Effects of Frostbite

Frostbite occurs when the body is exposed to low temperatures, resulting in freezing of the skin and underlying tissues.

Frostbite is most common in the fingers, toes, nose, ears, cheeks, and chin. In addition to temperature, it can also result from direct contact with frozen metal, ice, and very cold liquids. Even protected skin can succumb to frostbite.

There are three degrees of frostbite:

Frostnip A milder first-degree injury that doesn’t cause permanent damage to the skin.

Superficial Frostbite More serious, this second-degree injury occurs when frost crystals begin to form in the skin, causing it to feel warm and start to swell.

Deep Frostbite Third-degree injuries can occur when blood flow to blood vessels, nerves, muscles, and bones stops. This can cause permanent damage, depending on how deep and how long the tissue was frozen. Amputation may be needed if the frozen tissue dies.

As in cases of hypothermia, if a person experiences dangerously cold weather conditions for an extended time, blood flow to the extremities can be reduced, causing frostbite in the fingers, toes, hands, and feet.

The constriction of blood vessels redirects blood flow to the vital organs, supplying them with much-needed oxygen and maintaining the body’s core temperature. If prolonged, this will cause the skin and nearby tissues to begin to die from the outside in.

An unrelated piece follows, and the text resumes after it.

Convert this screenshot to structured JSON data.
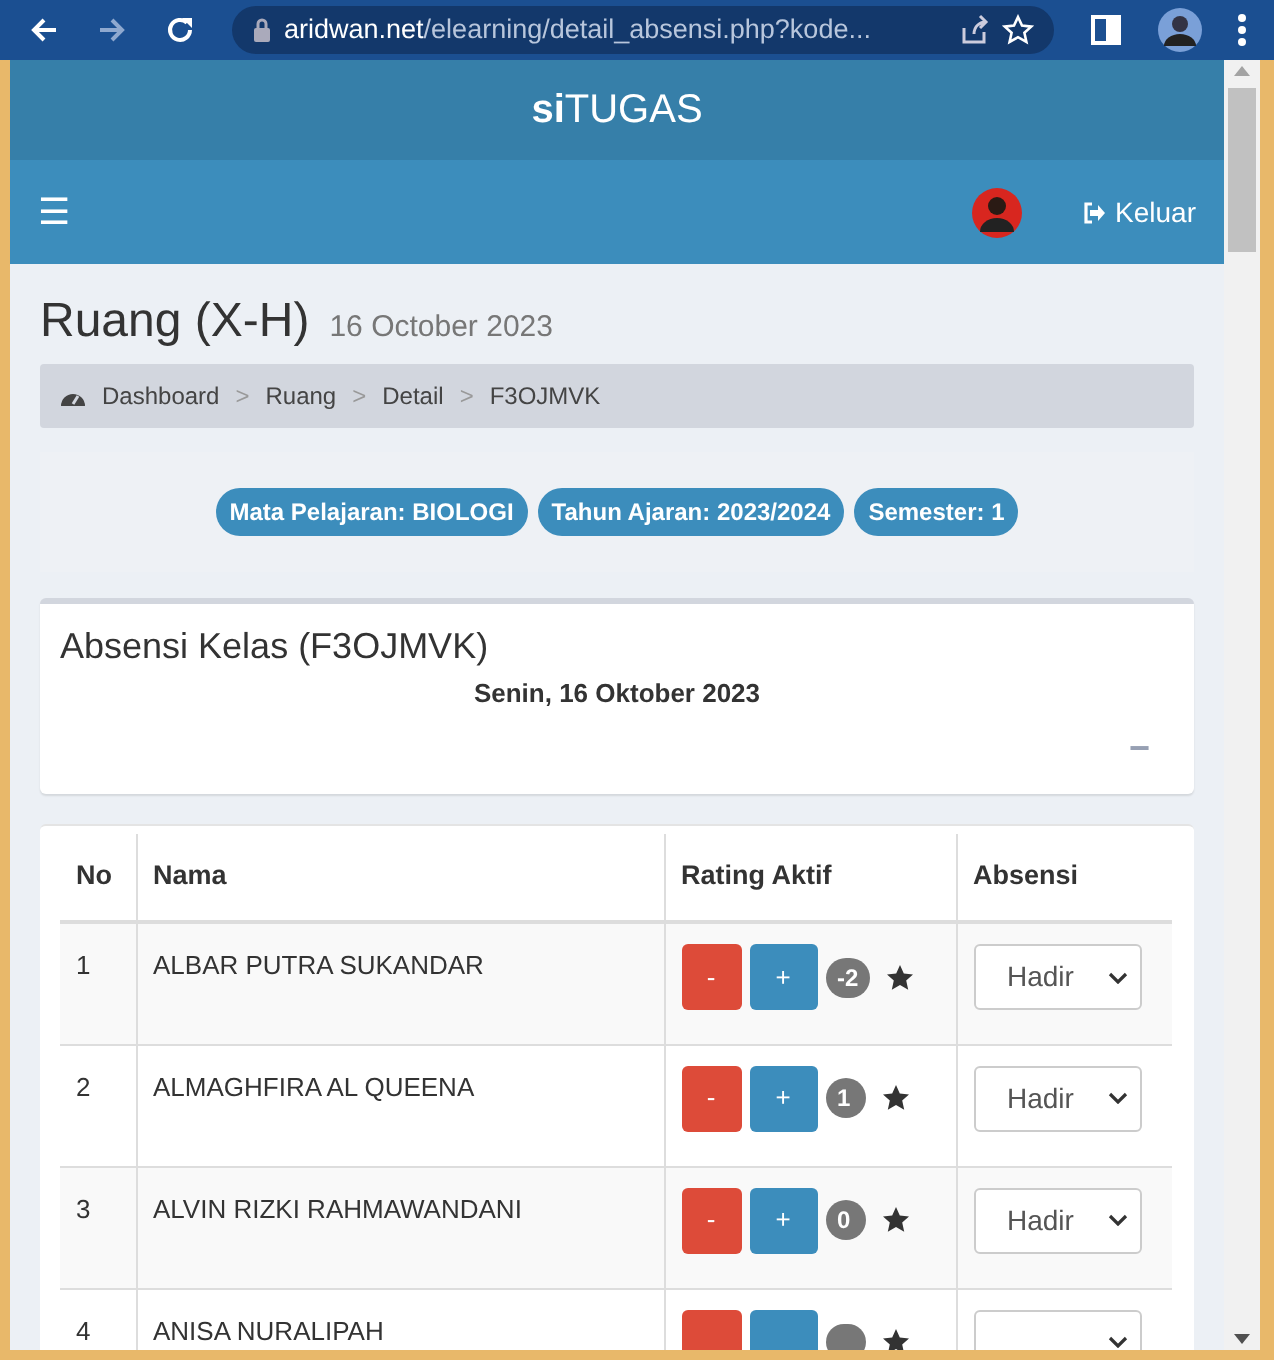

Dress for Protection

Wearing proper winter-rated gear is extremely important in preventing cold stress. Choose wool or synthetic material over cotton, as these materials retain their insulative ability even when wet.

To increase insulation, consider wearing at least three layers of loose-fitting clothing with wool or a synthetic as your inner and middle layers. Wear a water-resistant outer layer that also allows ventilation to alleviate overheating. Change out of wet clothing often.

Since much heat is released through the head, be sure to wear a hat or hood. Balaclavas are also a good choice to keep the face and neck protected. Keep your extremities warm by wearing waterproof, insulated boots and gloves. Moreover, have on hand extra socks, gloves, hats, and changes of clothing.

Frostbite is most common in the fingers, toes, nose, ears, cheeks, and chin. Source: Wellcome Collection.

Workplace Safety

In-the-field medical treatment for hypothermia and frostbite are similar. First, seek medical help immediately. Then, gently move the victim into a warm place.

Remove wet or damp clothing. Slowly warm the person with warm blankets, protecting toes or fingers with dry gauze if frostbite is suspected. Do not rub the damaged skin.

If the victim can easily swallow, give them warm (not hot) liquids. If medical help is far off, place the person near a heat source. Never give alcohol or caffeine to someone with hypothermia.

While eliminating tree workers’ exposure to cold-weather work may not always be possible, providing a warm place for them to rest and change out of wet clothes will go a long way in preventing hypothermia and frostbite.

While OSHA does not have cold-weather standards for businesses, employers do have a “duty” to protect employees against hazards that can include cold stress and freezing temperatures.

To ensure injured tree workers can be stabilized while awaiting emergency care, all arborists should be trained in first-aid practices. In addition, chemical heat packs and medical thermometers should be standard in all first-aid kits.

Closely monitoring fellow workers through a buddy system could help prevent cold-related incidents and provide a fail-safe to quickly seek medical help if warranted.

Cold weather awaits, but with awareness of the dangers and some necessary protocols, workers can safely navigate their workday without succumbing to these winter risks.